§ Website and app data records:

- - - - - - -

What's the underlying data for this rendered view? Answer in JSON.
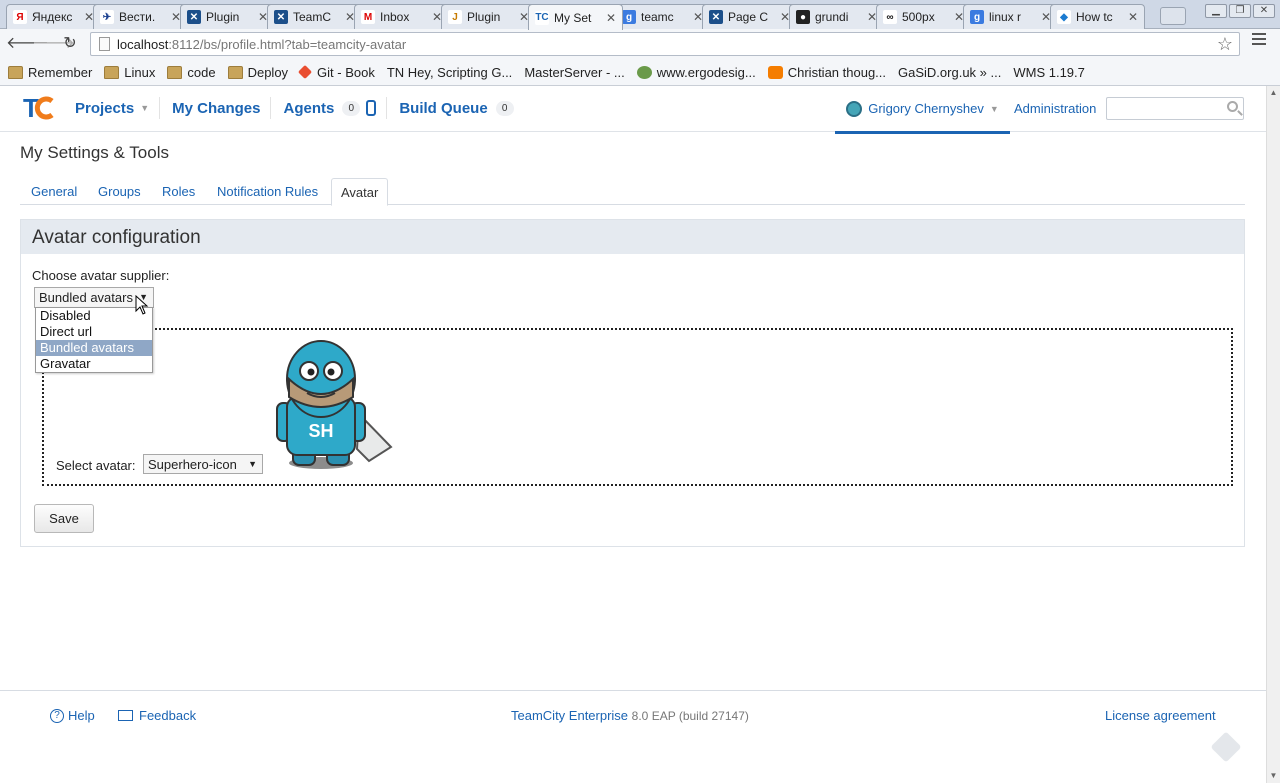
{
  "browser": {
    "tabs": [
      {
        "title": "Яндекс",
        "fav_color": "#ffffff",
        "fav_text": "Я",
        "fav_text_color": "#d00"
      },
      {
        "title": "Вести.",
        "fav_color": "#ffffff",
        "fav_text": "✈",
        "fav_text_color": "#1a3f8f"
      },
      {
        "title": "Plugin",
        "fav_color": "#1c4f8a",
        "fav_text": "✕",
        "fav_text_color": "#fff"
      },
      {
        "title": "TeamC",
        "fav_color": "#1c4f8a",
        "fav_text": "✕",
        "fav_text_color": "#fff"
      },
      {
        "title": "Inbox",
        "fav_color": "#ffffff",
        "fav_text": "M",
        "fav_text_color": "#d00"
      },
      {
        "title": "Plugin",
        "fav_color": "#ffffff",
        "fav_text": "J",
        "fav_text_color": "#c77b00"
      },
      {
        "title": "My Set",
        "fav_color": "#ffffff",
        "fav_text": "TC",
        "fav_text_color": "#1b64b3"
      },
      {
        "title": "teamc",
        "fav_color": "#3b7be0",
        "fav_text": "g",
        "fav_text_color": "#fff"
      },
      {
        "title": "Page C",
        "fav_color": "#1c4f8a",
        "fav_text": "✕",
        "fav_text_color": "#fff"
      },
      {
        "title": "grundi",
        "fav_color": "#222222",
        "fav_text": "●",
        "fav_text_color": "#fff"
      },
      {
        "title": "500px",
        "fav_color": "#ffffff",
        "fav_text": "∞",
        "fav_text_color": "#111"
      },
      {
        "title": "linux r",
        "fav_color": "#3b7be0",
        "fav_text": "g",
        "fav_text_color": "#fff"
      },
      {
        "title": "How tc",
        "fav_color": "#ffffff",
        "fav_text": "◆",
        "fav_text_color": "#1b7bd0"
      }
    ],
    "url_host": "localhost",
    "url_rest": ":8112/bs/profile.html?tab=teamcity-avatar",
    "bookmarks": [
      {
        "label": "Remember",
        "icon": "folder"
      },
      {
        "label": "Linux",
        "icon": "folder"
      },
      {
        "label": "code",
        "icon": "folder"
      },
      {
        "label": "Deploy",
        "icon": "folder"
      },
      {
        "label": "Git - Book",
        "icon": "git"
      },
      {
        "label": "TN Hey, Scripting G...",
        "icon": "none"
      },
      {
        "label": "MasterServer - ...",
        "icon": "page"
      },
      {
        "label": "www.ergodesig...",
        "icon": "globe"
      },
      {
        "label": "Christian thoug...",
        "icon": "blog"
      },
      {
        "label": "GaSiD.org.uk » ...",
        "icon": "page"
      },
      {
        "label": "WMS 1.19.7",
        "icon": "page"
      }
    ]
  },
  "header": {
    "projects": "Projects",
    "my_changes": "My Changes",
    "agents": "Agents",
    "agents_count": "0",
    "build_queue": "Build Queue",
    "build_queue_count": "0",
    "user": "Grigory Chernyshev",
    "administration": "Administration",
    "search_value": ""
  },
  "page": {
    "title": "My Settings & Tools",
    "tabs": [
      "General",
      "Groups",
      "Roles",
      "Notification Rules",
      "Avatar"
    ],
    "active_tab": "Avatar"
  },
  "panel": {
    "heading": "Avatar configuration",
    "choose_label": "Choose avatar supplier:",
    "supplier_selected": "Bundled avatars",
    "supplier_options": [
      "Disabled",
      "Direct url",
      "Bundled avatars",
      "Gravatar"
    ],
    "select_avatar_label": "Select avatar:",
    "avatar_selected": "Superhero-icon",
    "avatar_initials": "SH",
    "save_label": "Save"
  },
  "footer": {
    "help": "Help",
    "feedback": "Feedback",
    "product": "TeamCity Enterprise",
    "version": "8.0 EAP (build 27147)",
    "license": "License agreement"
  },
  "colors": {
    "link": "#1b64b3",
    "panel_head": "#e5eaf0",
    "selected_option": "#8fa7c6",
    "hero_body": "#2ea9c9"
  }
}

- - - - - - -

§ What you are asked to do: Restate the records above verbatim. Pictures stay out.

§ Task answer:
What's the underlying data for this rendered view? Answer in JSON.
{
  "browser": {
    "tabs": [
      {
        "title": "Яндекс",
        "fav_color": "#ffffff",
        "fav_text": "Я",
        "fav_text_color": "#d00"
      },
      {
        "title": "Вести.",
        "fav_color": "#ffffff",
        "fav_text": "✈",
        "fav_text_color": "#1a3f8f"
      },
      {
        "title": "Plugin",
        "fav_color": "#1c4f8a",
        "fav_text": "✕",
        "fav_text_color": "#fff"
      },
      {
        "title": "TeamC",
        "fav_color": "#1c4f8a",
        "fav_text": "✕",
        "fav_text_color": "#fff"
      },
      {
        "title": "Inbox",
        "fav_color": "#ffffff",
        "fav_text": "M",
        "fav_text_color": "#d00"
      },
      {
        "title": "Plugin",
        "fav_color": "#ffffff",
        "fav_text": "J",
        "fav_text_color": "#c77b00"
      },
      {
        "title": "My Set",
        "fav_color": "#ffffff",
        "fav_text": "TC",
        "fav_text_color": "#1b64b3"
      },
      {
        "title": "teamc",
        "fav_color": "#3b7be0",
        "fav_text": "g",
        "fav_text_color": "#fff"
      },
      {
        "title": "Page C",
        "fav_color": "#1c4f8a",
        "fav_text": "✕",
        "fav_text_color": "#fff"
      },
      {
        "title": "grundi",
        "fav_color": "#222222",
        "fav_text": "●",
        "fav_text_color": "#fff"
      },
      {
        "title": "500px",
        "fav_color": "#ffffff",
        "fav_text": "∞",
        "fav_text_color": "#111"
      },
      {
        "title": "linux r",
        "fav_color": "#3b7be0",
        "fav_text": "g",
        "fav_text_color": "#fff"
      },
      {
        "title": "How tc",
        "fav_color": "#ffffff",
        "fav_text": "◆",
        "fav_text_color": "#1b7bd0"
      }
    ],
    "url_host": "localhost",
    "url_rest": ":8112/bs/profile.html?tab=teamcity-avatar",
    "bookmarks": [
      {
        "label": "Remember",
        "icon": "folder"
      },
      {
        "label": "Linux",
        "icon": "folder"
      },
      {
        "label": "code",
        "icon": "folder"
      },
      {
        "label": "Deploy",
        "icon": "folder"
      },
      {
        "label": "Git - Book",
        "icon": "git"
      },
      {
        "label": "TN Hey, Scripting G...",
        "icon": "none"
      },
      {
        "label": "MasterServer - ...",
        "icon": "page"
      },
      {
        "label": "www.ergodesig...",
        "icon": "globe"
      },
      {
        "label": "Christian thoug...",
        "icon": "blog"
      },
      {
        "label": "GaSiD.org.uk » ...",
        "icon": "page"
      },
      {
        "label": "WMS 1.19.7",
        "icon": "page"
      }
    ]
  },
  "header": {
    "projects": "Projects",
    "my_changes": "My Changes",
    "agents": "Agents",
    "agents_count": "0",
    "build_queue": "Build Queue",
    "build_queue_count": "0",
    "user": "Grigory Chernyshev",
    "administration": "Administration",
    "search_value": ""
  },
  "page": {
    "title": "My Settings & Tools",
    "tabs": [
      "General",
      "Groups",
      "Roles",
      "Notification Rules",
      "Avatar"
    ],
    "active_tab": "Avatar"
  },
  "panel": {
    "heading": "Avatar configuration",
    "choose_label": "Choose avatar supplier:",
    "supplier_selected": "Bundled avatars",
    "supplier_options": [
      "Disabled",
      "Direct url",
      "Bundled avatars",
      "Gravatar"
    ],
    "select_avatar_label": "Select avatar:",
    "avatar_selected": "Superhero-icon",
    "avatar_initials": "SH",
    "save_label": "Save"
  },
  "footer": {
    "help": "Help",
    "feedback": "Feedback",
    "product": "TeamCity Enterprise",
    "version": "8.0 EAP (build 27147)",
    "license": "License agreement"
  },
  "colors": {
    "link": "#1b64b3",
    "panel_head": "#e5eaf0",
    "selected_option": "#8fa7c6",
    "hero_body": "#2ea9c9"
  }
}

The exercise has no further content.